I don't see flags as being a good way to transition. An unstable flag would only be usable on nightly, and I feel it would be unlikely that projects would support both modes simultaneously.
I'm considering a different approach of keeping build dependencies separate, but with a fallback mechanism so that it would use the deps in
Thanks for collecting that info @ehuss!
I continue to pretty strongly feel that we should continue to find a way forward with this change or something pretty similar. I don't want us to get into a situation where we feel shackled to make changes because you're definitely right that doing something like a global cache is going to cause problems regardless, but I feel like those problems are worth the tradeoff of the benefits we'd otherwise get.
Along those lines I see this as a "game" of figuring out how to make the impact as reasonable as possible. A good number of those crates, for example, are largely just interested in the "final artifact", but something that isn't handled well. For example the "final artifact" may include something via
Another category seems to be about executing rustc to do things like more doctests or compiletest. Thankfully though there's a small handful of foundational crates we can fix in one way or another to get them working again.

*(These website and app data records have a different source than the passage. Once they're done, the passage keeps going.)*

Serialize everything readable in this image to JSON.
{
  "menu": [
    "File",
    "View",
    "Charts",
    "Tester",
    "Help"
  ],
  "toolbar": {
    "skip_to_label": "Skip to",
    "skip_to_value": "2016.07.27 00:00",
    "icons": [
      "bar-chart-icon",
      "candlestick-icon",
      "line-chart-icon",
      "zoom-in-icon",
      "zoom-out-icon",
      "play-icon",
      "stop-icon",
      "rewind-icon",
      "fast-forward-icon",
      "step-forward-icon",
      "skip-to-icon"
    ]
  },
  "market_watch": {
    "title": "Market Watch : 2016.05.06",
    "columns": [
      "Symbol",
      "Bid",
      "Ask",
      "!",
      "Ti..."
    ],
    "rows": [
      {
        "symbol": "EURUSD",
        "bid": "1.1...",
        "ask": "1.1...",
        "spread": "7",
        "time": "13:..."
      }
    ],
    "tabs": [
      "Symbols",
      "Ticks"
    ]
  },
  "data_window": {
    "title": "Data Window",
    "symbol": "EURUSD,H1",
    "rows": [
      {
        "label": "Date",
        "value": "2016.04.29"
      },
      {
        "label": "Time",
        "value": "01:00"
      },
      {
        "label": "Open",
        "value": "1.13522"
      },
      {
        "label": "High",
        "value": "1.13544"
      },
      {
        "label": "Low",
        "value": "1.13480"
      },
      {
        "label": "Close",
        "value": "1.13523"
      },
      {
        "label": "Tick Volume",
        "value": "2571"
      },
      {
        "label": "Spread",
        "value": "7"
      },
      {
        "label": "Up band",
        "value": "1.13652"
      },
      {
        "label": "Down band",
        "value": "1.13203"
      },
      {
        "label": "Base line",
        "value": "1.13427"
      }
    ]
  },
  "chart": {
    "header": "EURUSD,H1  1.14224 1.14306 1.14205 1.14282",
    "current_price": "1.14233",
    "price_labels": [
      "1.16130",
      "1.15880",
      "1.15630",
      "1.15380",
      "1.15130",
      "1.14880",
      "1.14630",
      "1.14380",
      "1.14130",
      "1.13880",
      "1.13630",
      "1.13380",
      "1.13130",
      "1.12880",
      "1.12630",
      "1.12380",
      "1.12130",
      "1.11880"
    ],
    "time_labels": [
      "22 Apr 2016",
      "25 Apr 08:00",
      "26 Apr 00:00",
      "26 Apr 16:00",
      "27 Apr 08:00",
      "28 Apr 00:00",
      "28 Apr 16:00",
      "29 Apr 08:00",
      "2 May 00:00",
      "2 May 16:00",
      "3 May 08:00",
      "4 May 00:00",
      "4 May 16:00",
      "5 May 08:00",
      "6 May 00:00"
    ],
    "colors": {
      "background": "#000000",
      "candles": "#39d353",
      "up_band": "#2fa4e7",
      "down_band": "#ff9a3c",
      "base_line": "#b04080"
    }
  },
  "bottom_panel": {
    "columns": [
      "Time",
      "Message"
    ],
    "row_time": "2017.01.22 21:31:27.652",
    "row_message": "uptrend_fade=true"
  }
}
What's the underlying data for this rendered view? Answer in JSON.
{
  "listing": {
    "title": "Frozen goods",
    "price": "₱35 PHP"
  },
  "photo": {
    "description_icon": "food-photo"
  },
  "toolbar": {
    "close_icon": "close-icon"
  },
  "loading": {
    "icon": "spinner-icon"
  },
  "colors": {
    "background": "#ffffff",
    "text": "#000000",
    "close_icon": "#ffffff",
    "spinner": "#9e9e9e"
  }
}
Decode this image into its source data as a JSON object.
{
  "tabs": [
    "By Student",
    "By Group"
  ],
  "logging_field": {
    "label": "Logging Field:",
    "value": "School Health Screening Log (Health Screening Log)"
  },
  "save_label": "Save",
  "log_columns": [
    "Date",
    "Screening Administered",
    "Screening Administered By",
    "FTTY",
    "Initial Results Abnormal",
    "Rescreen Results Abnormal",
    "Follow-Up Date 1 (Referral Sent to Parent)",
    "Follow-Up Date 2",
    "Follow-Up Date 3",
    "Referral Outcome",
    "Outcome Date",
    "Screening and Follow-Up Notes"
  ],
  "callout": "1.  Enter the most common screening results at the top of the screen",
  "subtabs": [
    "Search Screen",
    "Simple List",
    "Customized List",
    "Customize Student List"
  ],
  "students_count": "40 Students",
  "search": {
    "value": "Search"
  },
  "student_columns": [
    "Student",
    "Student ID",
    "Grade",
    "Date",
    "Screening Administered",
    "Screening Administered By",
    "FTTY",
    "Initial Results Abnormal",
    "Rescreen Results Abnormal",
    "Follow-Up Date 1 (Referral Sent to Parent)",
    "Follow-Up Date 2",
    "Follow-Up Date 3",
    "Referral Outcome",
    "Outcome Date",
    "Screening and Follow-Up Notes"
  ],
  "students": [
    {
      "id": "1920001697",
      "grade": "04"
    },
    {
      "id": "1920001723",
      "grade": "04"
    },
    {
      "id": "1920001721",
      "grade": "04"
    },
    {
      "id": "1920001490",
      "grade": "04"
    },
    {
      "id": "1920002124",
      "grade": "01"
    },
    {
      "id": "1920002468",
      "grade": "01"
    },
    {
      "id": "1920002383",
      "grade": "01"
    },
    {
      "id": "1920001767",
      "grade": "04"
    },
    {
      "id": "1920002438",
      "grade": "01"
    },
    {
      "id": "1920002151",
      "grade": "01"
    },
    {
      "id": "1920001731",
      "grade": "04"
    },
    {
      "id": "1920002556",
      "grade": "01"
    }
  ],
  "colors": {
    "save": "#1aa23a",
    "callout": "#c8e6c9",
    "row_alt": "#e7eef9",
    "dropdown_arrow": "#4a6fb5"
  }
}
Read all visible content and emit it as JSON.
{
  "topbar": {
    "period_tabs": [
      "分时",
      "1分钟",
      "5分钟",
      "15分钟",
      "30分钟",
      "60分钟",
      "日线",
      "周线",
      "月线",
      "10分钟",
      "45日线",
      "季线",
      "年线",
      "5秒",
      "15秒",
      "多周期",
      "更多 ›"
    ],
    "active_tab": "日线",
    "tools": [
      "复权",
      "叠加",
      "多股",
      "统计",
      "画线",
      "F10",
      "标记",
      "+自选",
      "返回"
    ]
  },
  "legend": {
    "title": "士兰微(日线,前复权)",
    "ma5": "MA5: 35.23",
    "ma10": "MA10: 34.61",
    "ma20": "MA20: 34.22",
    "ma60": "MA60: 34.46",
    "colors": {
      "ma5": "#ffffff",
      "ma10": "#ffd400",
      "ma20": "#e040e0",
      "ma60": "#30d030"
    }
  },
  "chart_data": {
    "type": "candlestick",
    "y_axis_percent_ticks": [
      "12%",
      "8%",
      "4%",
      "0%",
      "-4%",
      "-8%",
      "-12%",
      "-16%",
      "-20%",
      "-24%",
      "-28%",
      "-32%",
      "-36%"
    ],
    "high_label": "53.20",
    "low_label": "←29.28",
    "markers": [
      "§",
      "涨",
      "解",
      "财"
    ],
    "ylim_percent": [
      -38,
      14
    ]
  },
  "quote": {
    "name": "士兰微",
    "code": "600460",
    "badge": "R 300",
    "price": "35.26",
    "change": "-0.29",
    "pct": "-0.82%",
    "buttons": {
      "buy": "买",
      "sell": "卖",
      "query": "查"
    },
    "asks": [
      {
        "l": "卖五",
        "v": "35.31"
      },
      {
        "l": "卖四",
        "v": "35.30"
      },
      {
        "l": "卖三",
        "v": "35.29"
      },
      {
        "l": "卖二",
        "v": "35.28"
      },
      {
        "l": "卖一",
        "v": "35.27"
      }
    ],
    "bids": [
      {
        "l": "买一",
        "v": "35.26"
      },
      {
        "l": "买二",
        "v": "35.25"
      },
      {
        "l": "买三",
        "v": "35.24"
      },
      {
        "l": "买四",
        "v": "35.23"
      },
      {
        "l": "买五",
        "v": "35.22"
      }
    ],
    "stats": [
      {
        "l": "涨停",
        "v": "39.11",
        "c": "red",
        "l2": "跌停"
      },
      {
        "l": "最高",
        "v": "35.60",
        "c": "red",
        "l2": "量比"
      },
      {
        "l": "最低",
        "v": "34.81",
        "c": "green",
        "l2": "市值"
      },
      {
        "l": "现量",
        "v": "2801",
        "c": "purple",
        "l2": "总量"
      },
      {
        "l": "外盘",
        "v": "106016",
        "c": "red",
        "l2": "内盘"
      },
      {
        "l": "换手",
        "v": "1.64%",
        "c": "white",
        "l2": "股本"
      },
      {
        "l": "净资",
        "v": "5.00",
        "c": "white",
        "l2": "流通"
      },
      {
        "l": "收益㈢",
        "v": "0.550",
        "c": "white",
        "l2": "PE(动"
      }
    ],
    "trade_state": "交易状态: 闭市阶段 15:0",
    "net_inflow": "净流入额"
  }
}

I wonder if we could take a plan of attack like so?
From there we'd have some clear messaging saying that a change is coming as well as a way to force experimentation with the new scheme (but a way to locally fix builds if necessary). Depending on the fallout and schemes we have for fixing things we could then continue to evaluate. If it breaks everything and everyone's unhappy then we revert the boolean switch and figure out a different strategy. If it breaks lots and there's enthusiasm to fix, then it'll fix itself in time. Or maybe we have very little breakage in practice!
How's that sound?
I think we should do this. The main problem with the current situation is that we don't actually say which things inside